Exercise details
Reproduce every record below exactly as written, but leave out any pictures.

(Extracted information Opens)

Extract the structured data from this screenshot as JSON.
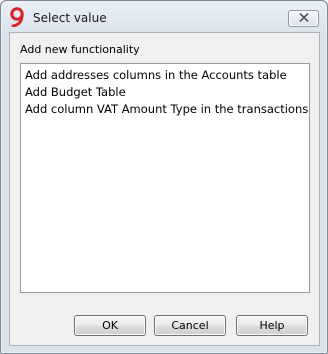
{
  "window": {
    "title": "Select value",
    "app_icon": "banana-9-icon",
    "close_icon": "close-icon"
  },
  "dialog": {
    "prompt": "Add new functionality",
    "items": [
      {
        "label": "Add addresses columns in the Accounts table"
      },
      {
        "label": "Add Budget Table"
      },
      {
        "label": "Add column VAT Amount Type in the transactions"
      }
    ]
  },
  "buttons": {
    "ok_label": "OK",
    "cancel_label": "Cancel",
    "help_label": "Help"
  },
  "colors": {
    "app_icon_red": "#d6242a",
    "titlebar": "#dce3eb",
    "close_x": "#4a5561"
  }
}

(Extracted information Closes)

Solution for this problem
Extract the structured data from this screenshot as JSON.
{
  "window": {
    "title": "Select value",
    "app_icon": "banana-9-icon",
    "close_icon": "close-icon"
  },
  "dialog": {
    "prompt": "Add new functionality",
    "items": [
      {
        "label": "Add addresses columns in the Accounts table"
      },
      {
        "label": "Add Budget Table"
      },
      {
        "label": "Add column VAT Amount Type in the transactions"
      }
    ]
  },
  "buttons": {
    "ok_label": "OK",
    "cancel_label": "Cancel",
    "help_label": "Help"
  },
  "colors": {
    "app_icon_red": "#d6242a",
    "titlebar": "#dce3eb",
    "close_x": "#4a5561"
  }
}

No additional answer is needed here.